Provided records:
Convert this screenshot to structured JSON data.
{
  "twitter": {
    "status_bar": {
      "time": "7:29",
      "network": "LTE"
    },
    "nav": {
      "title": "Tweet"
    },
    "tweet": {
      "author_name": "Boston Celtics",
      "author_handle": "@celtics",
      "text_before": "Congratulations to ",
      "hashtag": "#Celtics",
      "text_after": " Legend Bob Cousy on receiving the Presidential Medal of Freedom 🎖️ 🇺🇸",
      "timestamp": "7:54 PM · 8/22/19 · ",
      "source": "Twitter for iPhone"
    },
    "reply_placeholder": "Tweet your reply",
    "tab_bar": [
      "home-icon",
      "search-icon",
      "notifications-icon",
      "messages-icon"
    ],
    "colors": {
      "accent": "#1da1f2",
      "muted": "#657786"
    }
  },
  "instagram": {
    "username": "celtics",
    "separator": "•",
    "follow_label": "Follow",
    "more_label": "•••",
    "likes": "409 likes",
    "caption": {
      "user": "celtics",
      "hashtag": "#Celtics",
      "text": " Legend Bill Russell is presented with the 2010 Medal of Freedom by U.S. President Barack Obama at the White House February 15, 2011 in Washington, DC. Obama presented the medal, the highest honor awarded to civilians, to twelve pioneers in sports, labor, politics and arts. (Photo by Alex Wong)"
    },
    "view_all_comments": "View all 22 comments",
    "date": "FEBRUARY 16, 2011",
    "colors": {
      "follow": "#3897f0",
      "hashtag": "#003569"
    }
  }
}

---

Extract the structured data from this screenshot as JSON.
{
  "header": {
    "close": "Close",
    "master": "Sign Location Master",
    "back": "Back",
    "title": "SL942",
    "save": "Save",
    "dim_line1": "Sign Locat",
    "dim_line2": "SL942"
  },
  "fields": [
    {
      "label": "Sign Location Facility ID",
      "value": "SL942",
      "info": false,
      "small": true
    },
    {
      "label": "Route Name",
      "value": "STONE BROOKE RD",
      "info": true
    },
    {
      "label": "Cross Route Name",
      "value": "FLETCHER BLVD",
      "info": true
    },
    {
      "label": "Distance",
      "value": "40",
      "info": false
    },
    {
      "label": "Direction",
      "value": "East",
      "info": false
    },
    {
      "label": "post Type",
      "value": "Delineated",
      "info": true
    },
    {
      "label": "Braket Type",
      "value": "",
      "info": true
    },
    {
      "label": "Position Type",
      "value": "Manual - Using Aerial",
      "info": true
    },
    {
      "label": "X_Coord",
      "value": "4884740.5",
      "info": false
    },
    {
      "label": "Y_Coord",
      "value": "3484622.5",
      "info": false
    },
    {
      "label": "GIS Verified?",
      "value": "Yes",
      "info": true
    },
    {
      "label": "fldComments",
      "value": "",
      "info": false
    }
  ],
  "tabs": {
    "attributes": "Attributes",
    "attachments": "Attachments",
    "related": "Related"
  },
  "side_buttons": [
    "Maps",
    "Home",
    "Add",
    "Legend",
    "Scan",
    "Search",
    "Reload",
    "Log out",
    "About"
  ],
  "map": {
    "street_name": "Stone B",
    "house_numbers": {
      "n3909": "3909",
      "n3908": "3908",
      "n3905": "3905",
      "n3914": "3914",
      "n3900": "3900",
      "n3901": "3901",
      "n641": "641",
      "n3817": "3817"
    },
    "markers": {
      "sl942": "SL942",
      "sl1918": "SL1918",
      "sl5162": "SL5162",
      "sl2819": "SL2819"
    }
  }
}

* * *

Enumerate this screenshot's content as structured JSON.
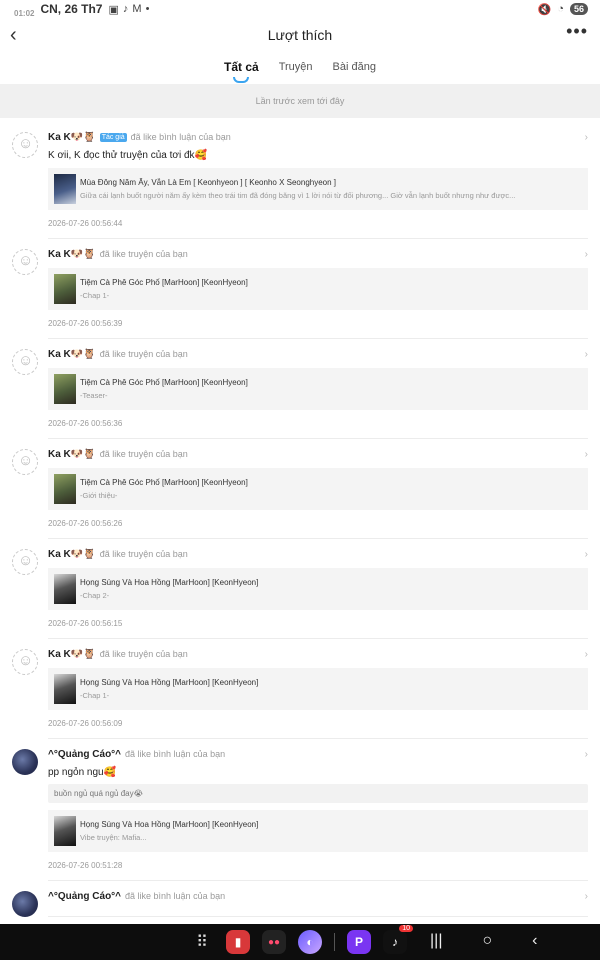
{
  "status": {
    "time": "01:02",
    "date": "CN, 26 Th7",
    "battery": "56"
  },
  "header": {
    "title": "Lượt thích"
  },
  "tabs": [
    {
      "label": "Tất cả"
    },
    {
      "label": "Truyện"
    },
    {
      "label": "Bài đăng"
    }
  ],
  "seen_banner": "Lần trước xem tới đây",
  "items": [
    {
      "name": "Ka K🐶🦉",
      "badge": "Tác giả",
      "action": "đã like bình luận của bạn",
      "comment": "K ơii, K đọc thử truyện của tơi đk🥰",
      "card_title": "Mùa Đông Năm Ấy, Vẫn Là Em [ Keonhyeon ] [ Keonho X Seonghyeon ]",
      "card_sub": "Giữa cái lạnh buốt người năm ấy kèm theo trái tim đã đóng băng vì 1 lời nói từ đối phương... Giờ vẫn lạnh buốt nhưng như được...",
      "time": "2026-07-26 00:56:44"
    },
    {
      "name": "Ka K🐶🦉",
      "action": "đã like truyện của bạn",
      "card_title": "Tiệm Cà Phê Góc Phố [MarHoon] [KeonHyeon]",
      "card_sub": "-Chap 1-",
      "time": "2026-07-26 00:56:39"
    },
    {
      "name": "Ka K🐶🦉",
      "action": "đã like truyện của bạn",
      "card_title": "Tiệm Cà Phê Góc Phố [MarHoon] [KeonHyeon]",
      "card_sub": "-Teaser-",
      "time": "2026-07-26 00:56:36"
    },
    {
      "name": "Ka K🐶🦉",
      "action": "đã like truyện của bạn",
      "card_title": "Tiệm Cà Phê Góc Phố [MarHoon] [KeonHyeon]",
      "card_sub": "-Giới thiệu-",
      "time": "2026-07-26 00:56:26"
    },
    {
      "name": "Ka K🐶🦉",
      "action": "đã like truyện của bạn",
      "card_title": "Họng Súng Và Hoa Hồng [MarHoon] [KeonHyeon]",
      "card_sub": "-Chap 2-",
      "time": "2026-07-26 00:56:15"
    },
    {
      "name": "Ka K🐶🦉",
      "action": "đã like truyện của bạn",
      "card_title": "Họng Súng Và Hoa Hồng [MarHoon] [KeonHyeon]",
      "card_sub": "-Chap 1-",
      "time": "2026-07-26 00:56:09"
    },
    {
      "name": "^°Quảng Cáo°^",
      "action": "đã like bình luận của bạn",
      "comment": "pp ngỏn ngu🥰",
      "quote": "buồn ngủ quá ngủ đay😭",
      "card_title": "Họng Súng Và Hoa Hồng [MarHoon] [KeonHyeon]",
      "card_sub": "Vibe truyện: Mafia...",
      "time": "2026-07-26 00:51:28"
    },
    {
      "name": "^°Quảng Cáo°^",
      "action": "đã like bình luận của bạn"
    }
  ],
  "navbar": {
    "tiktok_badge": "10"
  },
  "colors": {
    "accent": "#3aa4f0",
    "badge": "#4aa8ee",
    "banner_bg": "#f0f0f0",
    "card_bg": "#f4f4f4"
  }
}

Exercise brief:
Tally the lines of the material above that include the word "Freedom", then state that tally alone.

Expected output:
2